Memorial Day weekend mayhem shows city hunting for answers in the wrong places
A beefed-up safety plan can’t overcome street violence if parents, grandparents aren’t involved.
I’m just back from a week in San Antonio, Texas where it was near 90 degrees every day.
And while the Texans witnessed their own holiday mayhem, it was nothing like what Chicagoans endured.
Seven people were killed here and 34 others were wounded over the Memorial Day weekend.
That’s despite a beefed-up safety plan that included flooding the so-called “zone” with 1,200 extra police officers, making available 100 programs and events targeting youth, and putting religious leaders on the streets.
While Mayor Lori Lightfoot points out that there’s no “magic wand” for violence, the increased manpower and positive activities offered in just about every neighborhood should have at least stopped horrific crimes.
But that didn’t happen either.
Two unidentified men fatally shot Brittany Hill, 24, in Austin right after the long weekend ended before 9 a.m. Tuesday.
The mother was gunned down on the street while holding her 1-year-old daughter. Police believe the killers were possibly targeting people standing on the street next to Hill.
In another shocking murder after midnight Tuesday, Alejandro Aguado, 22, was fatally shot, and two others were wounded, on the celebrated 606 Trail after three males demanded their “gang” affiliation.

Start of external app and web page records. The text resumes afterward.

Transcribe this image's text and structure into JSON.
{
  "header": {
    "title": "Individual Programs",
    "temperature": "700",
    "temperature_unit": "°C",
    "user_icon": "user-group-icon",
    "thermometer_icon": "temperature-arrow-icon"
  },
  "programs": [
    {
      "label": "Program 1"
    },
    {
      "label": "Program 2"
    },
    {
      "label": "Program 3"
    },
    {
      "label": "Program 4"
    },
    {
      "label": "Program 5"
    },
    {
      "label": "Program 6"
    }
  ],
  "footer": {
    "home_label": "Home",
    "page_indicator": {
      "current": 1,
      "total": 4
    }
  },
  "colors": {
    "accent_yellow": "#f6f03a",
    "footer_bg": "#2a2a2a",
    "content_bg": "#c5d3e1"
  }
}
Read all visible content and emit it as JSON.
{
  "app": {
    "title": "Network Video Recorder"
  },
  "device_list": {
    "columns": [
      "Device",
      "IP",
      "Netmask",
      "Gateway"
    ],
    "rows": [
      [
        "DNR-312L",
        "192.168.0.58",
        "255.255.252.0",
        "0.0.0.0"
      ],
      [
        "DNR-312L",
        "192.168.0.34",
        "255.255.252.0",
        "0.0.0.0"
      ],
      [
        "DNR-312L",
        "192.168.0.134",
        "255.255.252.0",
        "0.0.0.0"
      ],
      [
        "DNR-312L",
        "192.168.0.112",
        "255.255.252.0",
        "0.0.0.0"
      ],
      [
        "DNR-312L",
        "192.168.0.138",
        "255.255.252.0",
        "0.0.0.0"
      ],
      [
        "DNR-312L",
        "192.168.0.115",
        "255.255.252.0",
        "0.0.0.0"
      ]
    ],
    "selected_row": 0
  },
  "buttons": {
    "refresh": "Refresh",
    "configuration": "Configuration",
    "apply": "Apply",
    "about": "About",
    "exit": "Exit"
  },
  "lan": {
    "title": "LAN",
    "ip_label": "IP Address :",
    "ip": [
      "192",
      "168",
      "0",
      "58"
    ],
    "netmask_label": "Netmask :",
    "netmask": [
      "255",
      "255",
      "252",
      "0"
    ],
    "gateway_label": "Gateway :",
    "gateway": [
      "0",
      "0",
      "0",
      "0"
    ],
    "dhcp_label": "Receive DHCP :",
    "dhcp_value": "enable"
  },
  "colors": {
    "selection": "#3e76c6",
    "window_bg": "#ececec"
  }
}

Although none of the victims was a gang-member, the assailants shot anyway.
Even scarier, this crime occurred about an hour after the trail officially closed — a time when police officers would likely have been on the lookout for stragglers.
Armed with a gun and likely hopped up on drugs or liquor, the people who committed these acts aren’t likely to be diverted by free tai chi classes or a screening of the “Green Book,” two of the city’s offerings for the long Memorial Day weekend.
Unfortunately, for all its good intentions, the safety strategy was a bust.
Lightfoot noted that “a lot” of the crimes are “crimes of poverty.”
“It’s difficult to make a persuasive argument not to be involved in the illegal drug trade…when there are no other economic activities and opportunities out there for young men and women to participate in,” she said.
If that’s the case, the city should do something drastic.
Instead of directing young folk to “Creative Construction” or “Open shop” at Harold Washington Library, police should offer the young street dealers a real alternative, like a chance to take part in the upcoming legal marijuana market.
If we believe the corporate disinvestment in black and brown neighborhoods is at the root of this obscene violence, then why are we poised to double-down on that disinvestment?
And while I have a lot of respect for “violence interrupters,” a fair amount of the killing has little to do with disputes over gang-territory.
For instance, when someone grabs a gun because he or she feels “disrespected,” or a relationship explodes into domestic violence, there’s not much a violence interrupter can do.
I’m also concerned that Lightfoot’s train of thought concerning violence unfairly stigmatizes poor people.
I grew up in one of CHA’s crime-ridden developments, and what saved me wasn’t a program.
It was my upbringing.
But even my father’s strict discipline couldn’t save us all. One brother ended up running with a gang, carrying a gun, taking a bullet, and doing time at Statesville.
Still, the fact that only one of his 10 children went astray shows that poverty doesn’t put you on a criminal path.
Frankly, citizens aren’t feeling very charitable these days when it comes to criminals. Too much bad stuff has happened.
For instance, when I got back on Wednesday, I found a letter about the killing of pregnant teen Marlen Ochoa-Uriostegui signed, “The Citizens of Illinois.”
“The psychopaths who murdered [her] to just get her infant sent an uproar through not only this entire state, but through this country… This woman’s death and many others are the POSTER CHILDREN FOR THE DEATH PENALTY,” the letter said.
But the real challenge is figuring out how to keep so many of our children from callously picking up a gun in the first place.
Besides enjoying summer weather in San Antonio, I spent time with my 2-year-old great-nephew.
He is phenomenal.
I know. Every grand or great says that. But I was in total awe of his innocence, his joyfulness, his curiosity, and his ability to soak up our cues.
For some reason I saw with fresh eyes, the sacred responsibility that we hold as parents, grandparents and great-grandparents.
It struck me like an epiphany. We are the ones falling down on our jobs.
We keep looking outside for the key to ending this scourge of violence when that key can only be found in our homes.